  1. Unforeseen Changes: Just as you can’t add a forgotten egg to baked gingerbread, large projects often struggle to incorporate late changes or new requirements in Waterfall, leading to costly reworks or compromised quality.
  2. Limited Feedback Loops: There's little room for mid-course corrections. In complex projects, unlike baking, this can lead to significant issues if the initial requirements or plans were not perfectly aligned with the end goals.
  3. Predictability vs. Reality: While the predictability of Waterfall is comforting, it doesn’t always account for the unpredictable nature of real-world scenarios, much like unexpected issues that can occur even in a well-followed recipe. Many stakeholders view the Waterfall planning activities like a warm blanket. They want them and need them, but often don't realize its really just an illusion of warmth.

Empirical Process Control: Navigating Uncertainty in Complex Projects

Agile methods, with its empirical process control, offers a more dynamic approach to risk management, suitable for complex, unpredictable projects like cancer treatment:

  1. Iterative Learning: Agile allows for learning and adapting as the project progresses, similar to how doctors modify cancer treatments based on ongoing results.
  2. Flexibility and Responsiveness: Just as medical treatments must be flexible to patient responses, Agile methods are designed to accommodate changes, making them ideal for projects where requirements are likely to evolve.
  3. Continuous Risk Assessment: In Agile, risk is not a one-time assessment but a continuous process, allowing for quicker responses to new challenges or changes in the project environment.

It's About the Type of Work

It's crucial to acknowledge that the stakes and complexities in real-world projects are significantly higher than making gingerbread (flour, egg, water, and sugar is cheap). Agile, with its empirical approach, offers a more adaptable framework, especially suited to large, complex projects where uncertainty is a key factor.

By understanding these differences, organizations can better assess and choose the method that aligns with the nature and needs of their projects. I am not a dogmatic Waterfall vs. Agile person, but I do see that much of our work this day and age are highly complex and require various skills and knowledge. In addition, the consumer forces us into a hyper-competitive environment. If you are building a house, bridge, or some other complex product that is very difficult to make changes to, stick with Waterfall until that technology changes to allow for cheaper change.

If you are building software, knowledge work, marketing campaigns, data centers, etc... Agile can prove a viable method to help spread risk and planning across the entire project. In the end it's about the type of work and then deciding the correct approach based on that work.
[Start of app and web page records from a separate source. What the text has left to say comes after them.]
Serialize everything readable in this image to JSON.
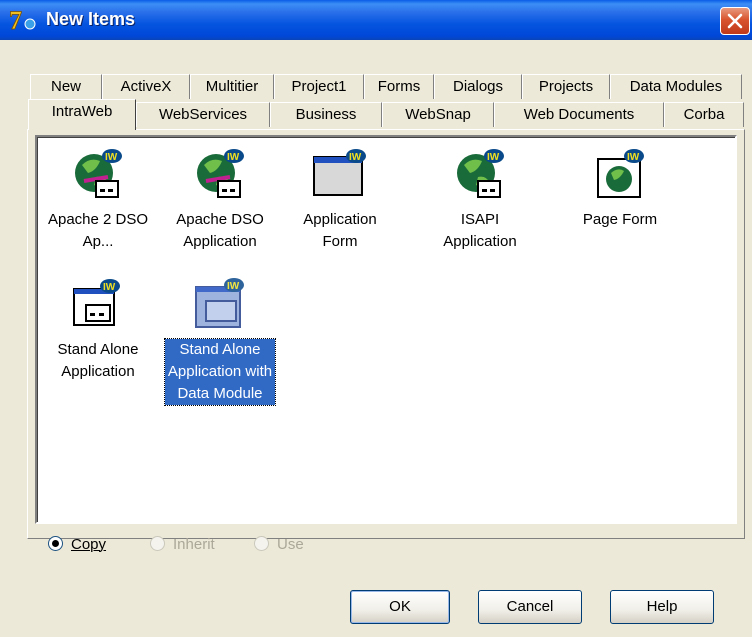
{
  "window": {
    "title": "New Items",
    "app_icon": "delphi-7-icon",
    "close_icon": "close-icon"
  },
  "tabs": {
    "row1": [
      "New",
      "ActiveX",
      "Multitier",
      "Project1",
      "Forms",
      "Dialogs",
      "Projects",
      "Data Modules"
    ],
    "row2": [
      "IntraWeb",
      "WebServices",
      "Business",
      "WebSnap",
      "Web Documents",
      "Corba"
    ],
    "active": "IntraWeb"
  },
  "items": [
    {
      "label": "Apache 2 DSO Ap...",
      "icon": "globe-app-icon",
      "selected": false
    },
    {
      "label": "Apache DSO Application",
      "icon": "globe-app-icon",
      "selected": false
    },
    {
      "label": "Application Form",
      "icon": "form-icon",
      "selected": false
    },
    {
      "label": "ISAPI Application",
      "icon": "globe-app-icon",
      "selected": false
    },
    {
      "label": "Page Form",
      "icon": "globe-page-icon",
      "selected": false
    },
    {
      "label": "Stand Alone Application",
      "icon": "window-app-icon",
      "selected": false
    },
    {
      "label": "Stand Alone Application with Data Module",
      "icon": "window-datamodule-icon",
      "selected": true
    }
  ],
  "options": [
    {
      "label": "Copy",
      "checked": true,
      "enabled": true
    },
    {
      "label": "Inherit",
      "checked": false,
      "enabled": false
    },
    {
      "label": "Use",
      "checked": false,
      "enabled": false
    }
  ],
  "buttons": {
    "ok": "OK",
    "cancel": "Cancel",
    "help": "Help"
  }
}
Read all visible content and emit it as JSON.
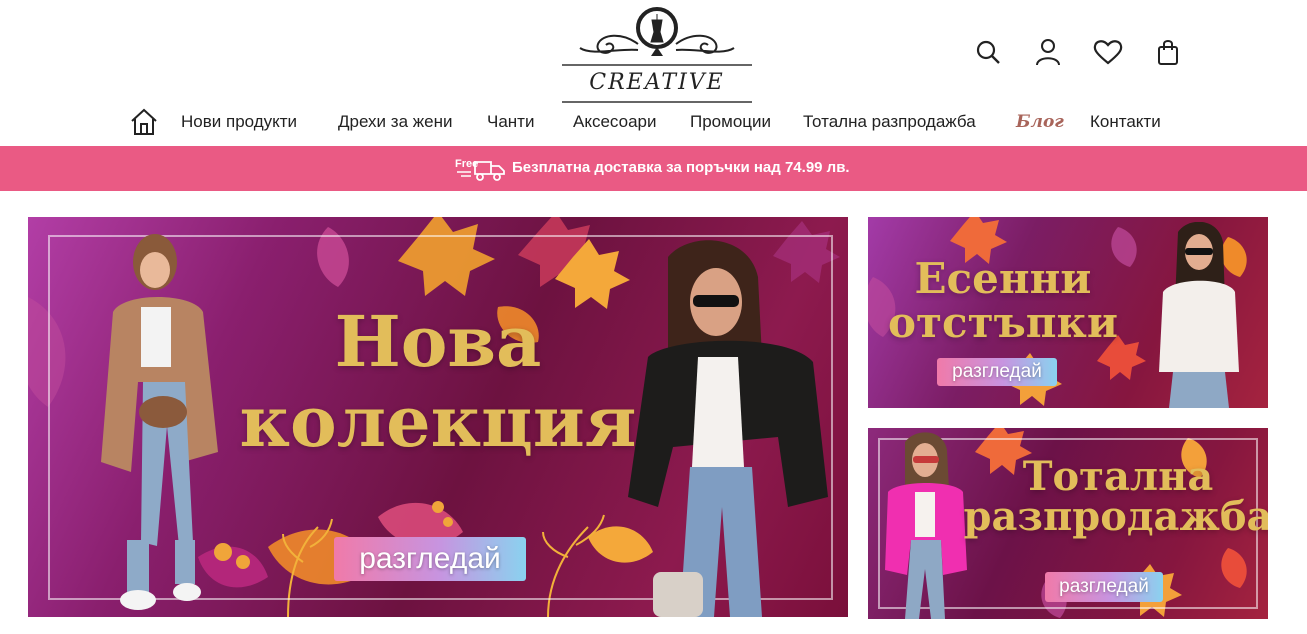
{
  "brand": {
    "logo_text": "CREATIVE"
  },
  "header_icons": [
    {
      "icon": "search-icon"
    },
    {
      "icon": "user-icon"
    },
    {
      "icon": "heart-icon"
    },
    {
      "icon": "shopping-bag-icon"
    }
  ],
  "nav": {
    "home_icon": "home-icon",
    "items": [
      {
        "label": "Нови продукти"
      },
      {
        "label": "Дрехи за жени"
      },
      {
        "label": "Чанти"
      },
      {
        "label": "Аксесоари"
      },
      {
        "label": "Промоции"
      },
      {
        "label": "Тотална разпродажба"
      },
      {
        "label": "Блог"
      },
      {
        "label": "Контакти"
      }
    ]
  },
  "promo": {
    "badge": "Free",
    "text": "Безплатна доставка за поръчки над 74.99 лв.",
    "background": "#ea5a84"
  },
  "banners": {
    "main": {
      "line1": "Нова",
      "line2": "колекция",
      "cta": "разгледай"
    },
    "side1": {
      "line1": "Есенни",
      "line2": "отстъпки",
      "cta": "разгледай"
    },
    "side2": {
      "line1": "Тотална",
      "line2": "разпродажба",
      "cta": "разгледай"
    }
  },
  "colors": {
    "accent_gold": "#e2bd5a",
    "blog_link": "#a8645a",
    "banner_purple": "#6d1240"
  }
}
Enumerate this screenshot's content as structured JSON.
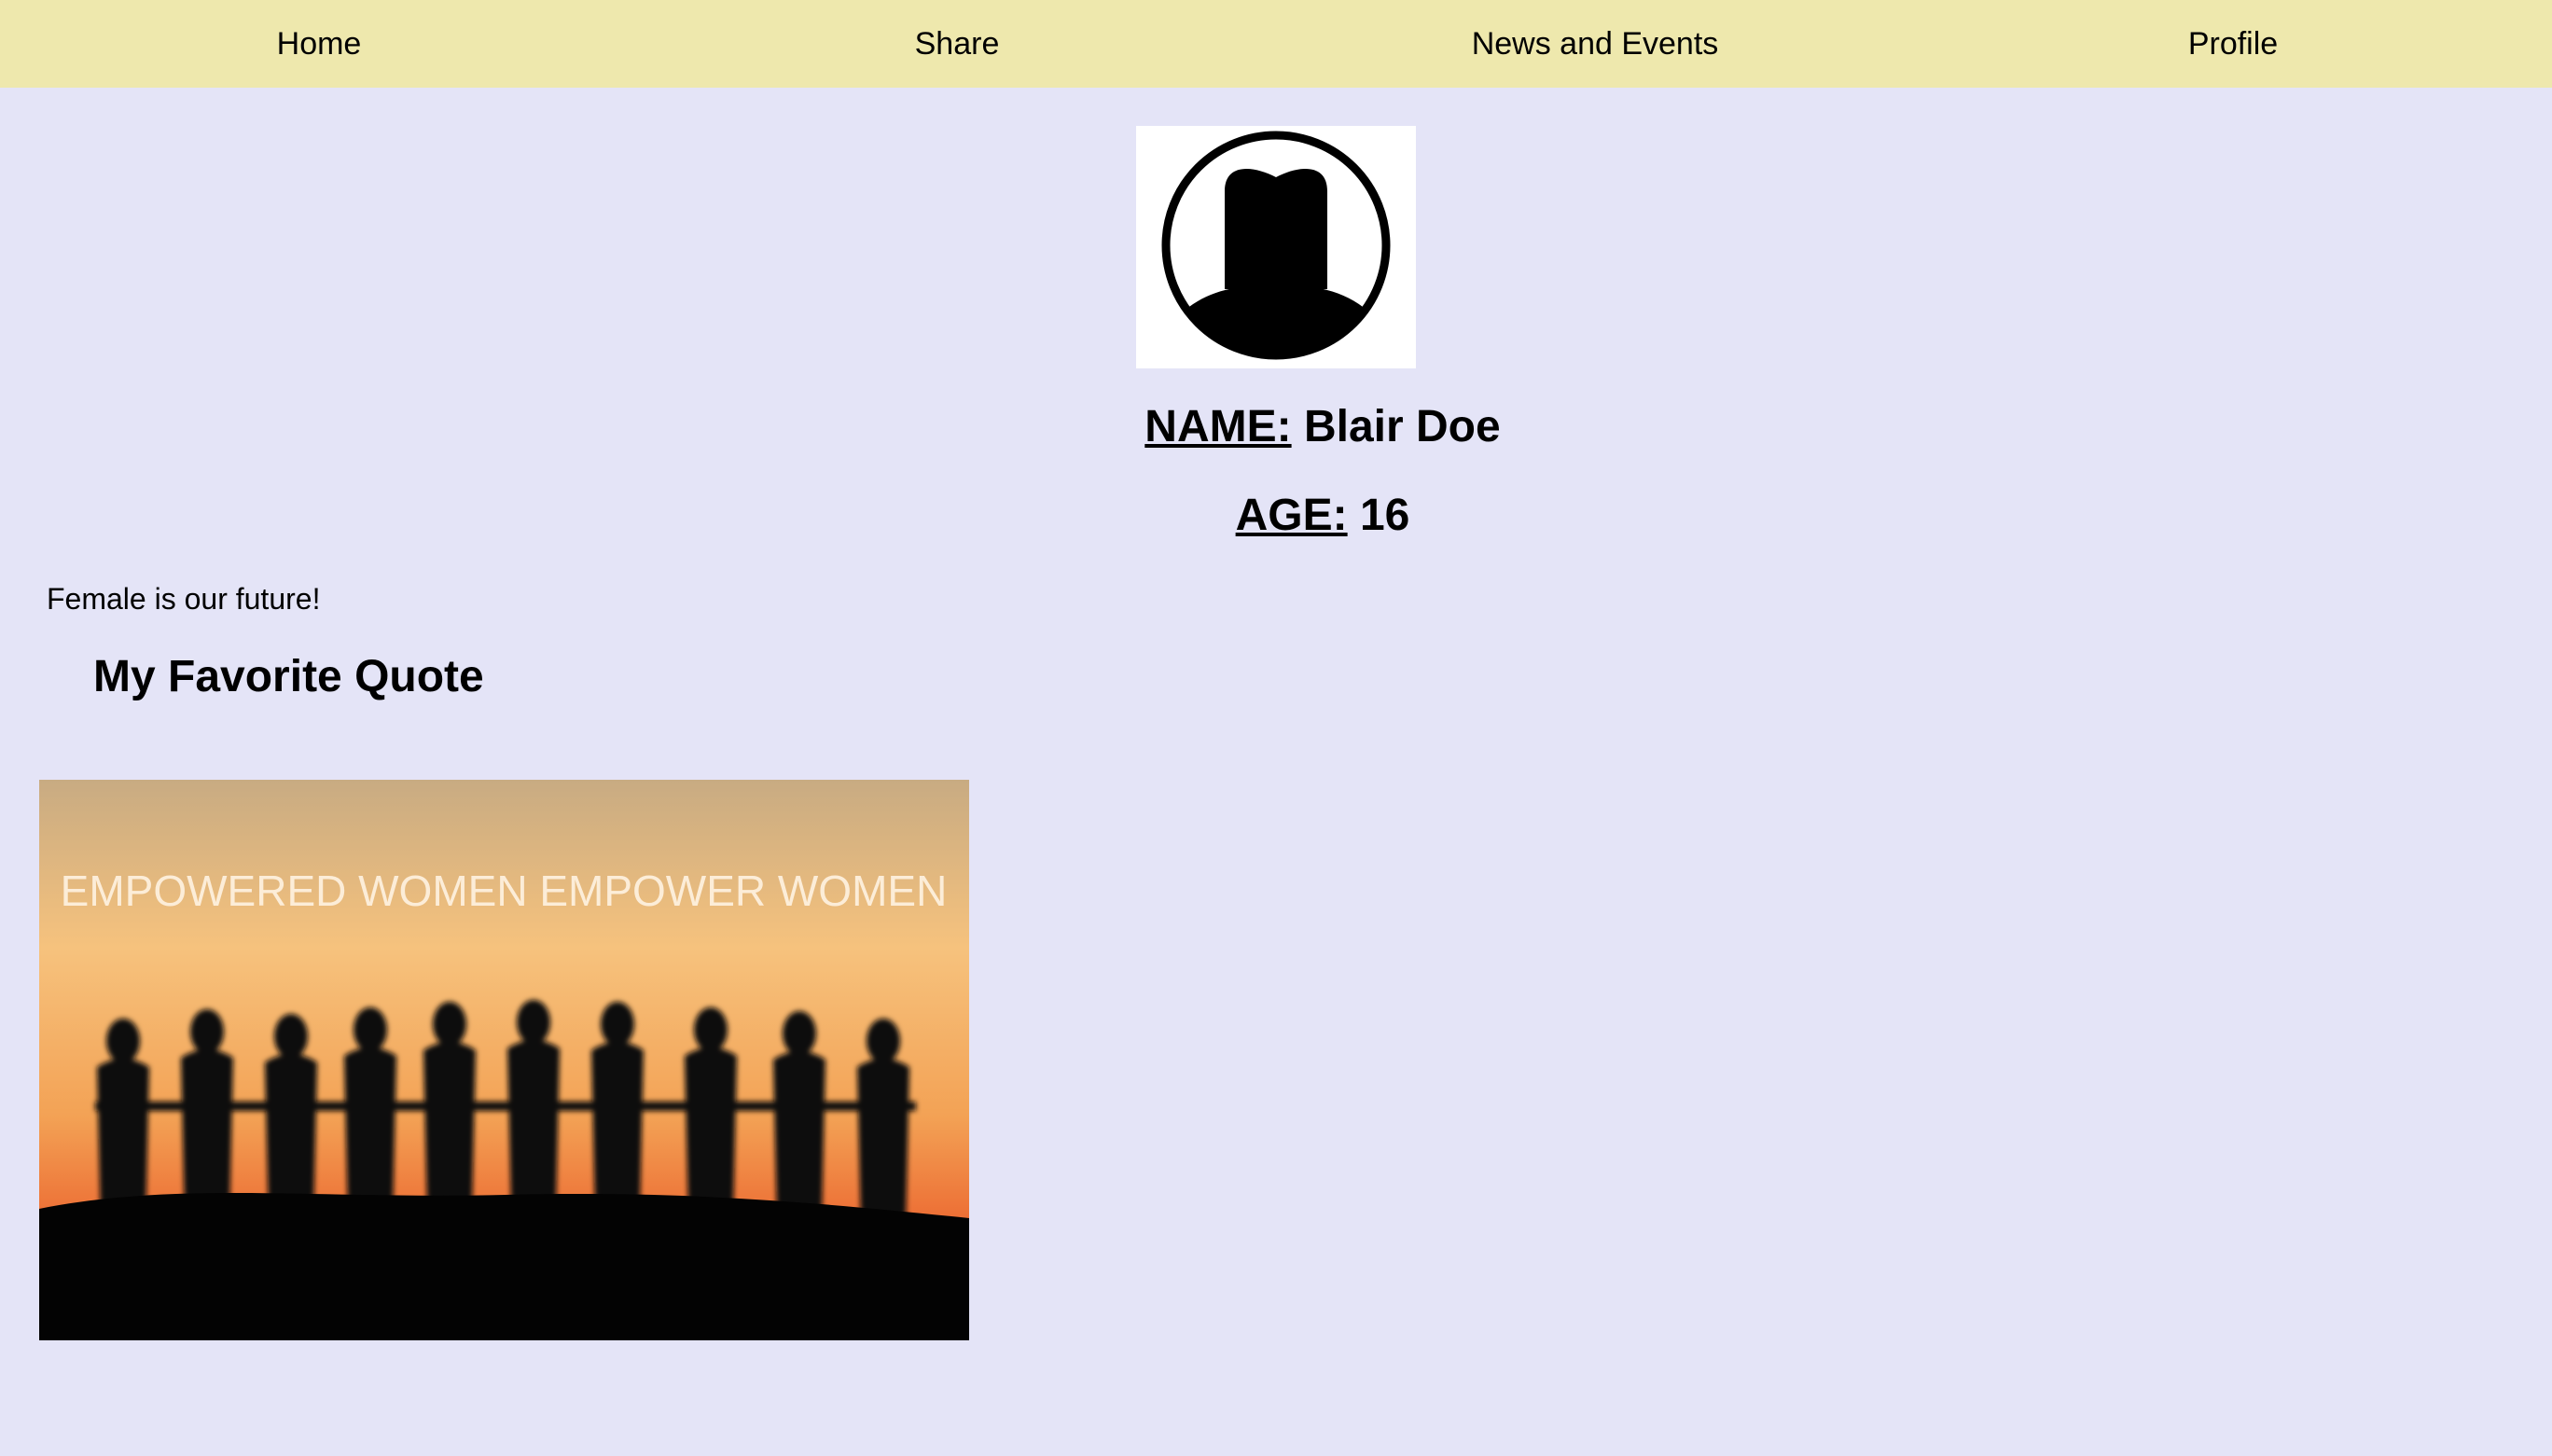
{
  "nav": {
    "items": [
      {
        "label": "Home"
      },
      {
        "label": "Share"
      },
      {
        "label": "News and Events"
      },
      {
        "label": "Profile"
      }
    ]
  },
  "profile": {
    "avatar_icon": "female-silhouette-icon",
    "name_label": "NAME:",
    "name_value": "Blair Doe",
    "age_label": "AGE:",
    "age_value": "16",
    "tagline": "Female is our future!"
  },
  "quote": {
    "heading": "My Favorite Quote",
    "image_text": "EMPOWERED WOMEN EMPOWER WOMEN"
  },
  "colors": {
    "nav_background": "#eee8ad",
    "page_background": "#e4e4f7"
  }
}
Waterfall is a great process, it's been used for many years and still valid for many settings. The problem is, it was all that existed until the late 1980's / early 1990's. Helping people unlearn static behaviors; that's the journey.

Hungry yet? LOL